* [What the exercise asks]:
Going through the data below, copy out each line where the word "heading" shows up.

* [Records for this task]:
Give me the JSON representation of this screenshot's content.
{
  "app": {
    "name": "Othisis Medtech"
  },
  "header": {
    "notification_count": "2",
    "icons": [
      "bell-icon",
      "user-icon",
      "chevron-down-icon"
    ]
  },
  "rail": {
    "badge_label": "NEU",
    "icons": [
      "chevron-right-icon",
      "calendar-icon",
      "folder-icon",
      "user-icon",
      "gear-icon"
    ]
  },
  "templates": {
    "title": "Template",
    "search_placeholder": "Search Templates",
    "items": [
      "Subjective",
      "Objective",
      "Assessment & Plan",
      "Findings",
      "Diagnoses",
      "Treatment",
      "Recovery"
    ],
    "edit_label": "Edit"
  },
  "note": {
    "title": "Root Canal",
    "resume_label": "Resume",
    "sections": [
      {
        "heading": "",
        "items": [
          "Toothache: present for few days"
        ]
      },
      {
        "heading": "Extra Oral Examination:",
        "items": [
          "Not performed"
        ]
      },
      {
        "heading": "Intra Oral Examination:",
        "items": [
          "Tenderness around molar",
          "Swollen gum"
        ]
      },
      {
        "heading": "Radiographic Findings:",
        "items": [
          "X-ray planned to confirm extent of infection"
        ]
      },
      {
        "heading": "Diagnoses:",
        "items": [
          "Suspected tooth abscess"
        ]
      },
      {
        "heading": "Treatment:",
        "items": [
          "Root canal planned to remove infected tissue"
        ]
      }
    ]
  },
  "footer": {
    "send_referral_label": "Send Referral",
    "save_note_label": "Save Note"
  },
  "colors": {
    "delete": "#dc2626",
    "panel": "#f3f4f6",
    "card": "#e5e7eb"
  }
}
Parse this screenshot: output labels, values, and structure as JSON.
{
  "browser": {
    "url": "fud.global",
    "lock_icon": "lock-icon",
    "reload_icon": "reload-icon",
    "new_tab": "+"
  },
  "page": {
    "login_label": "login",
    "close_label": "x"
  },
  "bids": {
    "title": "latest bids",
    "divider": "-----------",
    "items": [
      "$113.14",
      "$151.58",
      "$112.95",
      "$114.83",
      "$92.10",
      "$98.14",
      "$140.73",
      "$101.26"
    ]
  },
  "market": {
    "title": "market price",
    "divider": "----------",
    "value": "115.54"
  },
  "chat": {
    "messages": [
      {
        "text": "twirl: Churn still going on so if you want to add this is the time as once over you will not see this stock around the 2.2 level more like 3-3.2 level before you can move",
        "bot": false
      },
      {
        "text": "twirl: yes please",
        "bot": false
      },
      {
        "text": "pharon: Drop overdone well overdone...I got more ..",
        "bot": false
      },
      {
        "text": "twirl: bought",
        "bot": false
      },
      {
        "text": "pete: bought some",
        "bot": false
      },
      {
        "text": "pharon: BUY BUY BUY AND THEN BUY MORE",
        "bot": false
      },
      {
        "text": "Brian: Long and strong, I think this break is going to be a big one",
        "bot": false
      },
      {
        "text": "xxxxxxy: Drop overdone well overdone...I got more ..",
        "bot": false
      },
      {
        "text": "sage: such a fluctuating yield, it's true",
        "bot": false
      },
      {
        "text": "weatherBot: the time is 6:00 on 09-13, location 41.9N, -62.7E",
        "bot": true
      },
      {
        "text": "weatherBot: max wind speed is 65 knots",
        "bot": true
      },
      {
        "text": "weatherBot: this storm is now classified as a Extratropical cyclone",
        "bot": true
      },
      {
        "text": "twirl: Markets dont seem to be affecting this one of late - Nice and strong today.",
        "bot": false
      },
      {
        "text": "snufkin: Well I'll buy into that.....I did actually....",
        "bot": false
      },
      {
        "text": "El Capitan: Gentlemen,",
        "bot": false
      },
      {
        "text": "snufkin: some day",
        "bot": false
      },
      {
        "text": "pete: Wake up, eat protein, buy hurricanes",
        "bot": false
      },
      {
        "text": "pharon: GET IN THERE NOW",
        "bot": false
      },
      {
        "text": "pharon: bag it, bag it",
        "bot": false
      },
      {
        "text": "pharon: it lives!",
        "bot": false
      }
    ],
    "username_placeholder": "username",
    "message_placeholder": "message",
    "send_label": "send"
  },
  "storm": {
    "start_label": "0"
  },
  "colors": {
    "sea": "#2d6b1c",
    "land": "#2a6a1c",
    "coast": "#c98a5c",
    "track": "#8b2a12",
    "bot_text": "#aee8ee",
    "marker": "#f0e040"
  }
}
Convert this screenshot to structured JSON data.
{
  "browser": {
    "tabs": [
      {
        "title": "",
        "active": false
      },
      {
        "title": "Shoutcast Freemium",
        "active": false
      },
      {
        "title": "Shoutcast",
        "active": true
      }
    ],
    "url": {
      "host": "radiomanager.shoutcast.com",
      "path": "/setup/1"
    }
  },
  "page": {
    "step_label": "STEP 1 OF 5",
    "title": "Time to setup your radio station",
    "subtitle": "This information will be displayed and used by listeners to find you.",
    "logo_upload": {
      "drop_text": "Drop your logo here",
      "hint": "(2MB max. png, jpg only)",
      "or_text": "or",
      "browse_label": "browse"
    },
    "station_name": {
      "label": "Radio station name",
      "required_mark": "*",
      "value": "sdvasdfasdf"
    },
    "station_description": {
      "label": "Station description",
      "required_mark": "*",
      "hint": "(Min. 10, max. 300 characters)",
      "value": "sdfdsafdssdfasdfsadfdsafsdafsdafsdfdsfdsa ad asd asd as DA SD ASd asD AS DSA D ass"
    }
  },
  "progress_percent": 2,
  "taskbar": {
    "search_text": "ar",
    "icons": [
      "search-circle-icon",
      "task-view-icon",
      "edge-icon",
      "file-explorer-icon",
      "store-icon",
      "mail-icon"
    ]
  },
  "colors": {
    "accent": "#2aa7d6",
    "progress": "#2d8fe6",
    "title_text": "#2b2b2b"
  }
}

* [Expected answer]:
        "heading": "",
        "heading": "Extra Oral Examination:",
        "heading": "Intra Oral Examination:",
        "heading": "Radiographic Findings:",
        "heading": "Diagnoses:",
        "heading": "Treatment:",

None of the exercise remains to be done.